Public media plays a crucial role in music discovery for communities around the world. The long legacy of trust that stations grow and nurture is fed by the dynamic and meaningful music we play. The vibrancy and diversity of programming, intentional relationships with the artists and their fans, and grassroots music movements creates and fosters a level of community engagement that is so rare and so special. I continue to applaud the work our community supported stations do to champion the creative community, enrich listening experiences, and provide gathering spaces for exploration and innovation.

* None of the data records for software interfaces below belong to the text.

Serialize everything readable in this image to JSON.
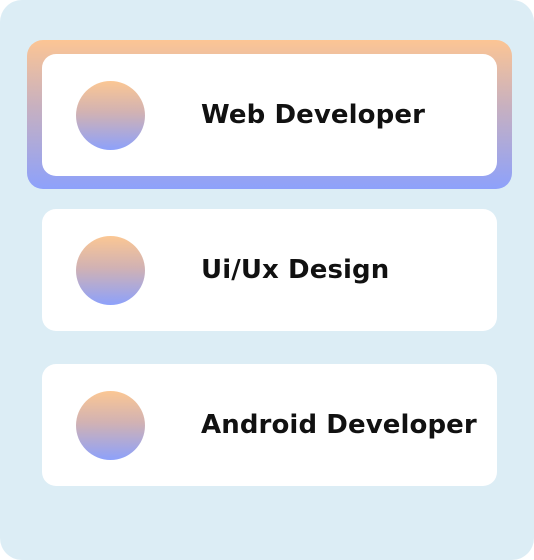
{
  "roles": {
    "items": [
      {
        "label": "Web Developer",
        "selected": true
      },
      {
        "label": "Ui/Ux Design",
        "selected": false
      },
      {
        "label": "Android Developer",
        "selected": false
      }
    ]
  },
  "colors": {
    "panel_background": "#dcedf5",
    "card_background": "#ffffff",
    "gradient_top": "#fcc594",
    "gradient_bottom": "#8da1fb",
    "text": "#111111"
  },
  "icons": {
    "avatar": "gradient-circle-icon"
  }
}
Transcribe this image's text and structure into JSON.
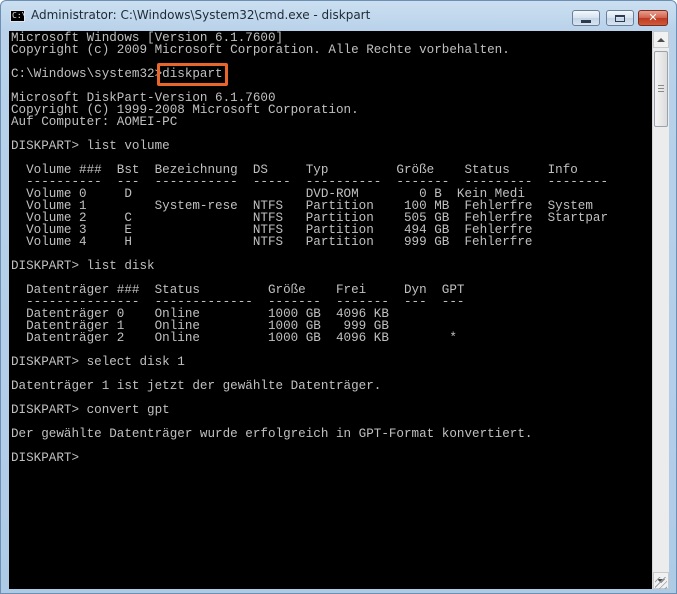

Nikki Swarn, General Manager
89.3 KUVO & 104.7 THE DROP
Rocky Mountain Public Media

Public and community radio are also essential to many artists who rely on us to expose listeners to their music, be they local performers or nationally touring acts, emerging or established artists. Being heard on a public or community radio station (or at a station-sponsored concert) really matters to musicians, as well as concert venues across the country, large and small. And having a musician perform live on the radio is simply magical. I can’t imagine the field of music without public and community radio.

Matt Murphy, General Manager
89.9 FM – WERU Community Radio

One of the most intriguing takeaways from the Techsurvey report is the disparity between the perception of radio’s relevance and its actual listenership. Despite common beliefs about the decline of FM and AM radio, the data paints a different picture. A significant portion of the population still tunes in to traditional radio, underscoring its enduring popularity and influence. FM & AM radio outperforms listening to satellite radio and podcasts!  (See the slide earlier in this presentation.)

As we reflect on these findings, it becomes apparent that radio’s strength lies in its ability to foster connections – connections between listeners and music, between listeners and radio personalities, and even between listeners and their vehicles. The medium continues to serve as a bridge that brings people together through shared experiences and shared love for music.

So, to all the skeptics and naysayers who underestimate the power of radio in the digital age, the Techsurvey report serves as a reality check. Radio is not just surviving; it is really doing okay – which means, we, those in radio, are doing okay. Thanks to its unique ability to provide a blend of music, companionship, and authenticity that resonates with audiences of all ages – again, Fred can share the data, this is important fact-based news. This is not a call to rest on our laurels – we must continue to innovate and connect with audiences of all ages. Yet, for today, let us appreciate the magic of radio for what it truly is – a timeless medium that keeps us connected in a fast-paced world.

Thank you Jacobs Media for a much-needed reality-check!

Please leave your comments below and thanks to all. – FJ

Originally published by Jacobs Media